They had a demon walk outside in the middle of the day, when in the books demons are killed by sunlight. That right there was just plain negligence. Speaking of negligence, I would like to know why the vampires wanted the mortal cup. Don't they know Valentine wants to use it to wipe out downworlders? Oh, wait....they apparently don't know that, because the movie didn't say anything about it.
Finally, the thing I was most displeased with was that they revealed one of the biggest, if not the biggest, twists of the series, which was not supposed to be revealed until City of Glass (The Mortal Instruments #3): the fact that Jace and Clary are not actually related. Apparently, we're putting the spoilers in the movies themselves now.
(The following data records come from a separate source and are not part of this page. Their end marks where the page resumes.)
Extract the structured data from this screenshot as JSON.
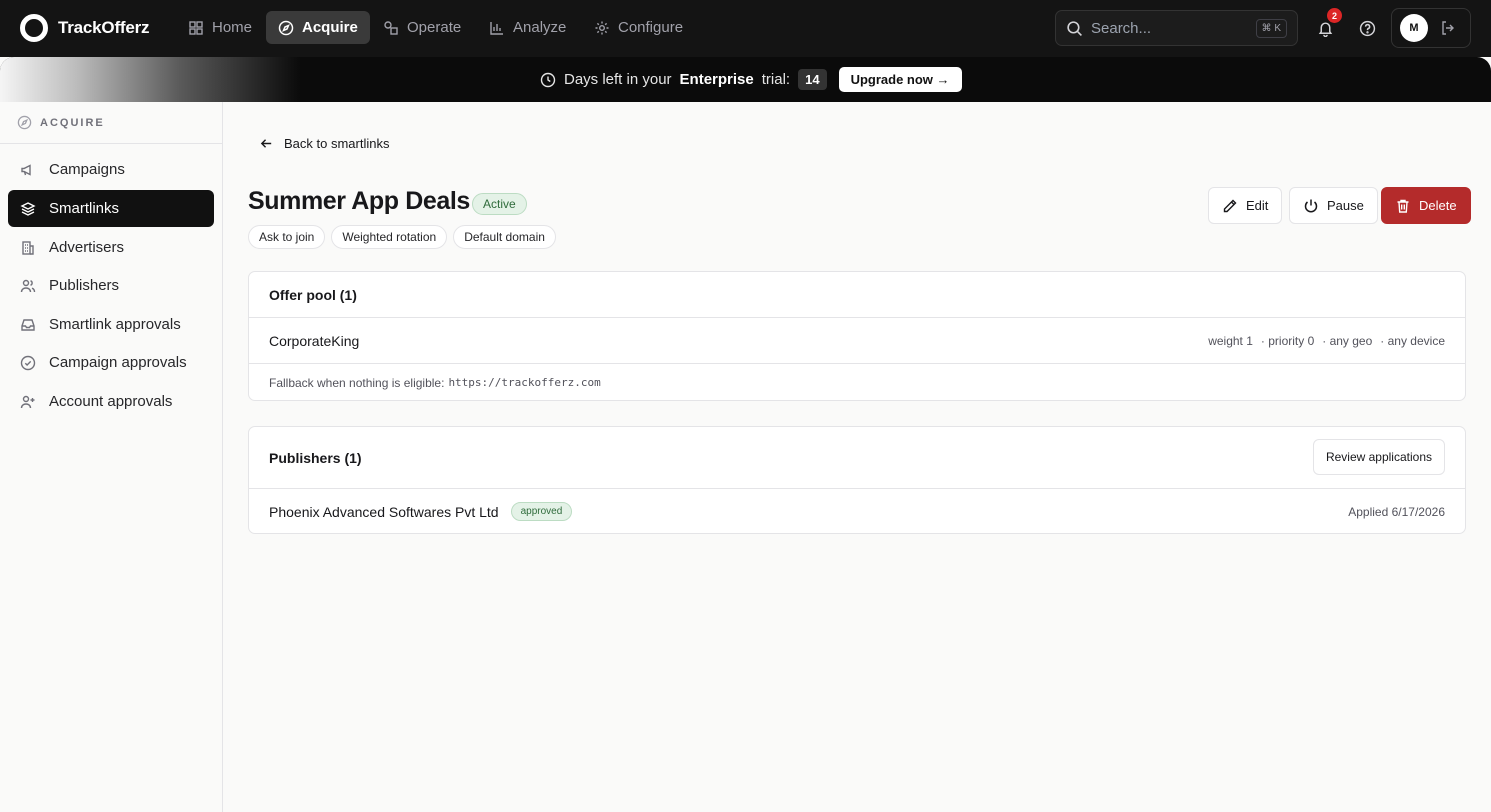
{
  "app": {
    "name": "TrackOfferz"
  },
  "nav": {
    "items": [
      {
        "label": "Home",
        "icon": "grid-icon"
      },
      {
        "label": "Acquire",
        "icon": "compass-icon",
        "active": true
      },
      {
        "label": "Operate",
        "icon": "shapes-icon"
      },
      {
        "label": "Analyze",
        "icon": "bar-chart-icon"
      },
      {
        "label": "Configure",
        "icon": "gear-icon"
      }
    ],
    "search_placeholder": "Search...",
    "search_shortcut": "⌘ K",
    "notifications_count": "2",
    "avatar_initial": "M"
  },
  "banner": {
    "prefix": "Days left in your",
    "plan": "Enterprise",
    "suffix": "trial:",
    "days": "14",
    "upgrade_label": "Upgrade now →"
  },
  "sidebar": {
    "section": "ACQUIRE",
    "items": [
      {
        "label": "Campaigns",
        "icon": "megaphone-icon"
      },
      {
        "label": "Smartlinks",
        "icon": "layers-icon",
        "active": true
      },
      {
        "label": "Advertisers",
        "icon": "building-icon"
      },
      {
        "label": "Publishers",
        "icon": "users-icon"
      },
      {
        "label": "Smartlink approvals",
        "icon": "inbox-icon"
      },
      {
        "label": "Campaign approvals",
        "icon": "check-circle-icon"
      },
      {
        "label": "Account approvals",
        "icon": "user-plus-icon"
      }
    ]
  },
  "page": {
    "back_label": "Back to smartlinks",
    "title": "Summer App Deals",
    "status": "Active",
    "chips": [
      "Ask to join",
      "Weighted rotation",
      "Default domain"
    ],
    "actions": {
      "edit": "Edit",
      "pause": "Pause",
      "delete": "Delete"
    }
  },
  "offer_pool": {
    "heading": "Offer pool (1)",
    "offers": [
      {
        "name": "CorporateKing",
        "weight": "weight 1",
        "priority": "· priority 0",
        "geo": "· any geo",
        "device": "· any device"
      }
    ],
    "fallback_label": "Fallback when nothing is eligible:",
    "fallback_url": "https://trackofferz.com"
  },
  "publishers": {
    "heading": "Publishers (1)",
    "review_label": "Review applications",
    "rows": [
      {
        "name": "Phoenix Advanced Softwares Pvt Ltd",
        "status": "approved",
        "applied": "Applied 6/17/2026"
      }
    ]
  },
  "colors": {
    "accent_dark": "#141414",
    "delete_red": "#b42b2b",
    "success_green": "#2f6b3b"
  }
}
However, they did do some things right with this movie. First and foremost, the casting. It was perfect, except they really should have dyed Valentine's hair blonde, like it is in the books. But I can let that go, because Myers did such an amazing job portraying him. Also, the score was wonderful. And, I must admit, the shadowhunter-vampire fight scene was very cool. Lastly, I did like the Midnight Flower scene. It was my favorite chapter of the book and it was great to see they got it right.
All in all, this movie is not a good representation of the book. While some shortenings and tweakings are necessary for all book-to-movie adaptations, they can still be portrayed well, and this film was not. If you saw the movie, whether you liked it or no, please please please READ THE BOOKS. They are amazing. Cassandra Clare created an awesome world, and everyone should see it the way it was meant to be.
~A Shadowhunter & Book-lover
The Tree of Life (2011)
This movie ruined my day. It was the absolute worst movie I have ever had the displeasure of seeing. Now, before you go thinking "She didn't understand it", well, I did. It is possible to understand something and still not like it. Take gravity for example: most people understand what it is, but do they love it? Anyone who has ever fallen would most likely say no. There was absolutely no storyline and zero character development in this "movie". For those of you who have not seen it, here's a tip: save your money and use that 2 hours of your life to go watch something that actually has a plot. However, if you want to see lots of pretty pictures and scenes that don't make a story, then by all means, go watch it. My friends and I joked about how it probably took one day to film and five days to google all the pretty pictures. Sincerely~dragonflytarah
X: First Class (2011)
Wow, what a movie.
I definitely was not expecting this. After all the other X-Men movies being, well, what they were, I never thought that First Class would be this good. It did create some plot holes with the other movies, but they were minor, and I don't really care. The storyline was superb. It goes very deep and reveals the back stories of even the more mysterious characters. I was hooked about five minutes in. This is perhaps the best superhero movie I have ever seen. The acting was sensational. I especially liked Michael Fassbender as Eric/Magneto. He really made his character believable. I'm anxious to see more of his work. And I didn't just like the acting, but I liked the character as well. It was interesting to watch him develop and change throughout the movie. Kevin Bacon also did a fantastic job portraying Sebastian Shaw, the villain who, as it happens, was responsible for the Cuban Missile Crisis and the almost start of World War 3. Better add that one to the history books:p -Funny thing, I didn't recognize him as Kevin Bacon until the end of the movie. (That was my blonde moment of the day.)- Folks, honestly, I could go on for a very long time about how good this movie was, but I like to keep things short, so this is all I'll write. I'd love to hear your thoughts, so please comment. Sincerely ~Dragonfly